Young shutterbugs from Groenvlei High School snapped up some exposure of their own when they exhibited their work at a Long Street camera shop.
The Grade 11 pupils, looking smart in their maroon school jackets, milled about Cameraland with their families on the evening of Thursday October 6.
They were eager to show off their photographs shot around the city centre and Bo-Kaap.
The pictures were hung on three floors and along staircases for the First Thursdays event – a chance for Capetonians to explore galleries and cultural attractions until late on the first Thursday of each month.
The exhibition runs until Sunday October 30 and is part of the Take Beyond Leadership Project, run by Groenvlei High School with Fujifilm and Cameraland, to spark positive change in marginalised communities.
Teacher Godfrey Hendrikse, who ran the project, said it was exciting to see the end result as well as all the support the pupils had had, especially from their parents.
About six months ago, the school approached Cameraland and Fujifilm to help it give the pupils a chance to explore their creativity and develop their technical skills.
But the project’s main aim was to build a sense of value in pupils in poorer neighbourhoods who are at greater risk from various social ills.
Fujifilm and Cameraland sponsored cameras, prints, a short course and exhibition space.
Brian Lustig of Cameraland said “it just made sense” to partner with the school, as they had an exhibition space. He said he was proud of the pupils who took part.
Grade 11 pupil Grace Eteta, was one of them, and she called it a “magical” experience.
“Photography is telling your story, and accepting it,” she said.
Hein Hough of Fujifilm, who took the pupils on a short photography course before the exhibition, said: “Tonight, you all are no longer students, tonight you are photographers. I am very proud of you guys.”

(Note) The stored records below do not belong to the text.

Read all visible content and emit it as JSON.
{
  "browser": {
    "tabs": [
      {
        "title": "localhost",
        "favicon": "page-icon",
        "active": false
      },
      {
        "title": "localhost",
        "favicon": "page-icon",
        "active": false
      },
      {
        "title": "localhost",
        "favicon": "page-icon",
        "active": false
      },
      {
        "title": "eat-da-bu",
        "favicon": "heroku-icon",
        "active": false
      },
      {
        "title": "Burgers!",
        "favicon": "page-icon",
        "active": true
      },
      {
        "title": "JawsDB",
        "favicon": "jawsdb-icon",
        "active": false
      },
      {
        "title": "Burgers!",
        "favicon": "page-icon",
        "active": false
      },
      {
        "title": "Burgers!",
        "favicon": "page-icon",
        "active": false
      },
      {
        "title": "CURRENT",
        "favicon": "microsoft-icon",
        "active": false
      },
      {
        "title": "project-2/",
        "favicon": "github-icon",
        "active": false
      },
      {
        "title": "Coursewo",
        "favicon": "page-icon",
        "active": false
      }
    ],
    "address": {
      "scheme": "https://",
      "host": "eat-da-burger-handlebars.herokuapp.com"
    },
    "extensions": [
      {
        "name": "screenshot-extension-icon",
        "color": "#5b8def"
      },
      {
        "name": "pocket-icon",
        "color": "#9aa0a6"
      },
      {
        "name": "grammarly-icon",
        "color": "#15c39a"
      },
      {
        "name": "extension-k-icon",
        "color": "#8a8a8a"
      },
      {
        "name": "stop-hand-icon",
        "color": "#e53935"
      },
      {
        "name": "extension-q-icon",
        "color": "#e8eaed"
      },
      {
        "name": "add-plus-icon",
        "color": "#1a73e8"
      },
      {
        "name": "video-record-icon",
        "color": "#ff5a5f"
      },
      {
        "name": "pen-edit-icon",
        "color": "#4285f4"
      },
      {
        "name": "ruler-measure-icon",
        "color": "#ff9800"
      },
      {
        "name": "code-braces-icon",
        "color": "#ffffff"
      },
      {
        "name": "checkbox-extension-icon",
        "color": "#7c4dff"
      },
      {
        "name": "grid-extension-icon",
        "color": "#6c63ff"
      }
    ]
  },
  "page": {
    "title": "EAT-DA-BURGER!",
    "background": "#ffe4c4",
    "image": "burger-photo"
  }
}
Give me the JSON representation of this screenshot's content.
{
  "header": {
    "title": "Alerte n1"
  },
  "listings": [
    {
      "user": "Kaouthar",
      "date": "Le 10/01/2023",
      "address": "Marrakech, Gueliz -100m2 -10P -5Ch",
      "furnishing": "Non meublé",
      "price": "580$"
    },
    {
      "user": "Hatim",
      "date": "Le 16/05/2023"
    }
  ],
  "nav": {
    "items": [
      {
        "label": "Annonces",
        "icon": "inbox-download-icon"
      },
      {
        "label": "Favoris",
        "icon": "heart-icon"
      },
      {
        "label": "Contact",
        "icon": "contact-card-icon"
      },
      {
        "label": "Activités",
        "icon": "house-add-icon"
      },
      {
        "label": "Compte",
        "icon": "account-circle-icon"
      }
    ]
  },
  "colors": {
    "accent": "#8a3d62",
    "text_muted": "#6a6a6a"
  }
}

The exhibition’s proceeds of just under R7 000 for the evening, will support future school leadership projects.